For her recent “Gymnasium” series, Thenjiwe Niki Nkosi depicted the penetrating moments before and after gymnasts’ routines. Her examination of the physical and psychological demands tied to performance is not limited to gymnasts: On Sunday at noon, for an Instagram Live series hosted by Black Lunch Table, a collective that builds support networks for cultural producers of color, Nkosi will discuss and demonstrate, along with her brother, Mandla Ares Nkosi, an exercise practice specific to the challenges artists face.
Star power has fueled HeadCount’s get-out-the-vote efforts since the organization was founded in 2004. The group’s strategy is simple: With the cooperation of artists like Ariana Grande and Harry Styles, it sends its volunteers to arenas and clubs to help music fans register to vote.
While in-person events are off the table, HeadCount is pursuing other ways of engaging would-be voters. To that end, it has organized Vote Ready Live, a virtual music festival planned for Friday. The program will be a strong showing for 2000s indie rock, with performances by the War on Drugs, the Fleet Foxes’ frontman, Robin Pecknold, and members of Grizzly Bear. Waxahatchee’s Katie Crutchfield, a livestream veteran who recently completed a virtual “tour” of all her albums, will also play, as will her partner, the singer-songwriter Kevin Morby; Tarriona Ball of the New Orleans R&B group Tank and the Bangas; and more.
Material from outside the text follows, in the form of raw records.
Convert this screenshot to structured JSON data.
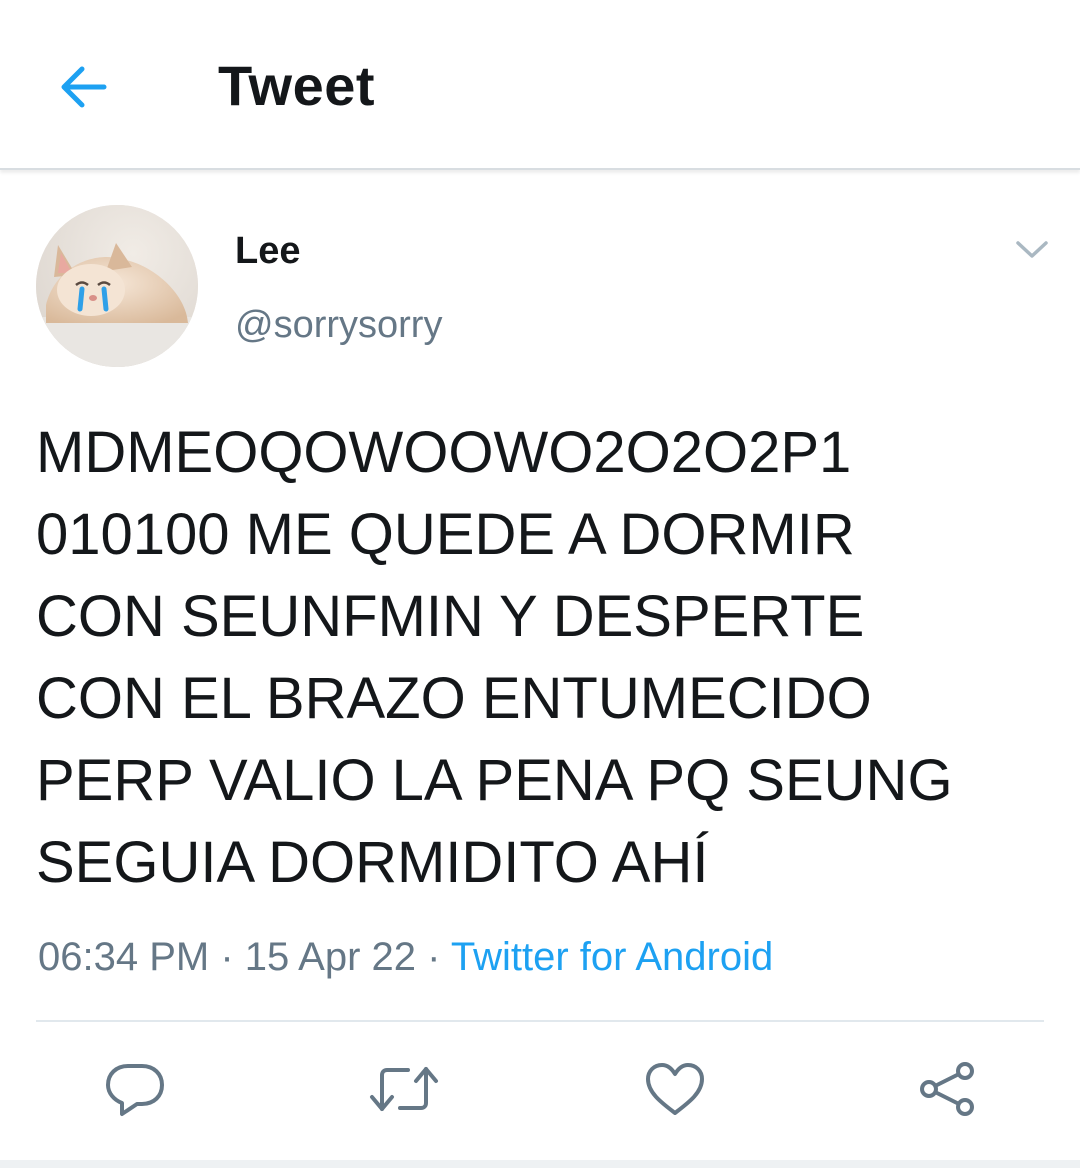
{
  "header": {
    "title": "Tweet",
    "back_icon": "arrow-left-icon"
  },
  "author": {
    "display_name": "Lee",
    "handle": "@sorrysorry",
    "avatar": "crying-cat-avatar"
  },
  "tweet": {
    "text": "MDMEOQOWOOWO2O2O2P1\n010100 ME QUEDE A DORMIR\nCON SEUNFMIN Y DESPERTE\nCON EL BRAZO ENTUMECIDO\nPERP VALIO LA PENA PQ SEUNG\nSEGUIA DORMIDITO AHÍ",
    "time": "06:34 PM",
    "separator": " · ",
    "date": "15 Apr 22",
    "source": "Twitter for Android"
  },
  "actions": {
    "reply_icon": "reply-icon",
    "retweet_icon": "retweet-icon",
    "like_icon": "heart-icon",
    "share_icon": "share-icon"
  },
  "colors": {
    "accent": "#1da1f2",
    "text_primary": "#14171a",
    "text_secondary": "#657786",
    "icon_gray": "#657786"
  }
}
The livestream is slated to begin at 7 p.m. Eastern time. Those who want to attend can secure a free ticket by verifying their voter registration status — or, for those unable to vote in the United States, pledging to participate in the next election for which they’re eligible — on HeadCount’s website before 6 p.m. on Thursday. Those who miss the cutoff can buy a ticket for $20; the proceeds will benefit HeadCount.
For Latinx People, by Latinx People
Despite the amount of great political satire on television from comics like Samantha Bee, John Oliver and Trevor Noah, Latinx people in the United States lack similar representation. Accordingly, they suffer an endless barrage of news stories about anti-immigration, crime, drug trafficking and discrimination without any comedians to provide much-needed levity from a Latin American perspective.
Enter “The Totally Fake Latino News,” a video series currently streaming free on the La Jolla Playhouse’s website, Facebook page and YouTube channel at least through September. The shows are the creation of Culture Clash, led by Richard Montoya, Ric Salinas and Herbert Siguenza. Specializing in theater, the performance troupe has risen to the challenge of finding new ways to deliver insightful commentary during the pandemic.
“It’s a humbling lesson,” Montoya said in a phone interview. “Covid-19 and the Confederacy caught up to each other and forced our hand as satirists and citizens.”
“Fake Latino News” highlights Culture Clash’s sophisticated approach to satire, for which the troupe uses multiple genres and styles to tell compelling stories in 10- to 12-minute installments. The first episode features a Barney-like dinosaur singing to kids about deportation and a Bob Ross-inspired figure painting a barrio. So far, the series has amassed almost a half-million views, proving cultural specificity can turn even politics into a must-see event.